I recently ran across a letter my father wrote to his parents in which he tells about Garth Williams and his wife Dorothea visiting us in Sackets Harbor, NY, for Christmas in 1946. They came with my aunt Grayce Bradt and Saro Murabito from NYC. Garth drove to Toronto and brought back his daughters Fiona and Bettina with whom I played. I was 3 years old. Garth gave my parents an ink sketch of me that he’d drawn during a previous visit. I have the framed sketch. I do not know how Garth came to know my family. My parents and my aunt are no longer living so there’s no one to ask.
I am hoping that this will lead to a re-connection between your mother Fiona and me. We met and became very good friends in the summer of 1960, when she was visiting Garth in Aspen. We spent many hours together, having tea and sharing pastries, as well as deep conversations. We lost connection, as I was in California and didn’t keep up the letter-writing that would have extended our friendship. I have always regretted that and hope that somehow we might resume a long-distance friendship. She meant a lot to me, but I was swept up in graduate school and in getting married. Is there a chance you might bring us together? Your pictures and stories of your grandfather was such a delightful discovery. Best wishes for your work. Carol

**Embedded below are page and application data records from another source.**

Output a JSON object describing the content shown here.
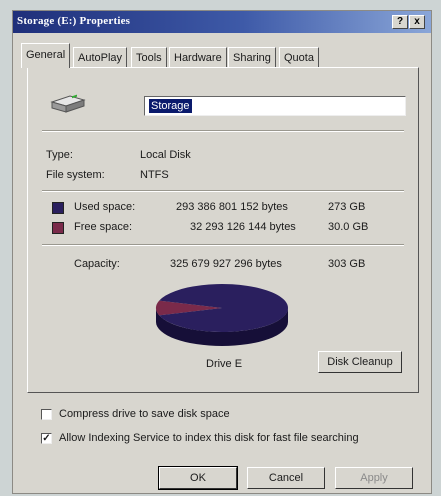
{
  "window": {
    "title": "Storage (E:) Properties",
    "help_label": "?",
    "close_label": "x"
  },
  "tabs": [
    {
      "label": "General"
    },
    {
      "label": "AutoPlay"
    },
    {
      "label": "Tools"
    },
    {
      "label": "Hardware"
    },
    {
      "label": "Sharing"
    },
    {
      "label": "Quota"
    }
  ],
  "general": {
    "drive_name": "Storage",
    "type_label": "Type:",
    "type_value": "Local Disk",
    "fs_label": "File system:",
    "fs_value": "NTFS",
    "used_label": "Used space:",
    "used_bytes": "293 386 801 152 bytes",
    "used_gb": "273 GB",
    "free_label": "Free space:",
    "free_bytes": "32 293 126 144 bytes",
    "free_gb": "30.0 GB",
    "capacity_label": "Capacity:",
    "capacity_bytes": "325 679 927 296 bytes",
    "capacity_gb": "303 GB",
    "drive_caption": "Drive E",
    "cleanup_label": "Disk Cleanup",
    "compress_label": "Compress drive to save disk space",
    "compress_checked": false,
    "index_label": "Allow Indexing Service to index this disk for fast file searching",
    "index_checked": true
  },
  "colors": {
    "used": "#2a1f5e",
    "free": "#7a2a4a"
  },
  "chart_data": {
    "type": "pie",
    "categories": [
      "Used space",
      "Free space"
    ],
    "values": [
      293386801152,
      32293126144
    ]
  },
  "buttons": {
    "ok_label": "OK",
    "cancel_label": "Cancel",
    "apply_label": "Apply"
  }
}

Sometime around 1980 My boyfriend at that time was a friend of your Grandfather Garth Williams. We went to stay at his house in Maril. Meeting Garth, Leticia & I think the toddler was Dylan was a very memorable visit. Garth & Leticia were the perfect hosts. The house was amazing your grandfather explained many details how it was made. I have a few pictures of the house but wonder if there are more pictures online. Love to you & you families.
So wonderful a story and so amazing that GW is your grandpa! I’ve been a fan since I was very small, reading books illustrated by him since the early sixties. I admire his creativity! Merry Christmas to you and thanks for sharing these pictures and your account.